These songs may be largely quite short but they’re packed to the rafters with goodies. Heavy groove, blasting carnage and atmosphere all merge together to create a listening experience that, in all honestly, makes me really fucking happy. I can always tell when I’m getting into an album when I start spontaneously bouncing along to it without realising. As you do.
If you imagine a cross between The Black Dahlia Murder, All Shall Perish and Xehanort then you’ll be on the right lines.
So, Brutal Death Metal, Djent, Deathcore, melody, atmosphere, orchestration…all in 31 minutes and all very well-written? I’m sold!
An extremely impressive album, especially considering the oft-dreaded Deathcore/Djent aspects of their sound.
Very highly recommended.
This is modern Brutal Death Metal/Deathcore
The vocals consist of pig squeals, deathgrunts, screaming and even the odd semi-clean.
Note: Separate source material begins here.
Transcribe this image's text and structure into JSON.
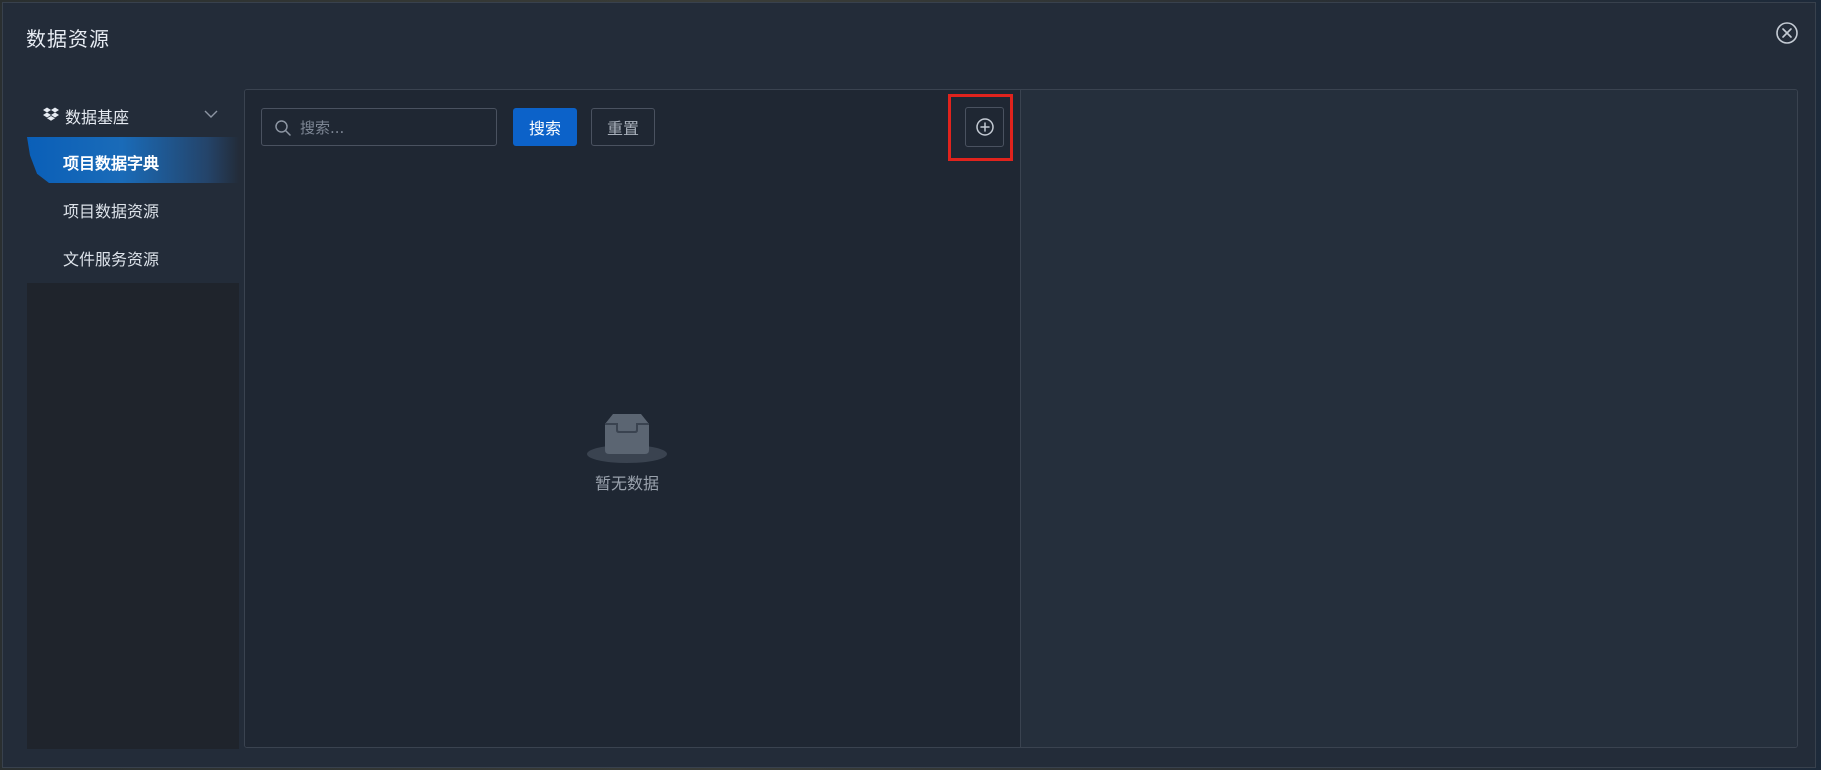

The songs blend blasting brutality with breakdowns and the odd melodic passage. While it’s modern and energetic, unlike a lot of Deathcore bands The Juliet Massacre remember the Death Metal side of the Deathcore equation.
This will probably be a bit too “-core” for a lot of pure Death Metal fans, which is a shame as there’s a decent amount of brutality to be had here. The songs don’t let up and the album supplies the requisite hit of aggression.
I enjoyed this. With a slightly stronger sound and a little tightening up in the songwriting department The Juliet Massacre could easily ascend to the big leagues. Until then, I’ll still be listening to this again in the future.
For fans of Despised Icon, All Shall Perish, The Black Dahlia Murder and Job for a Cowboy.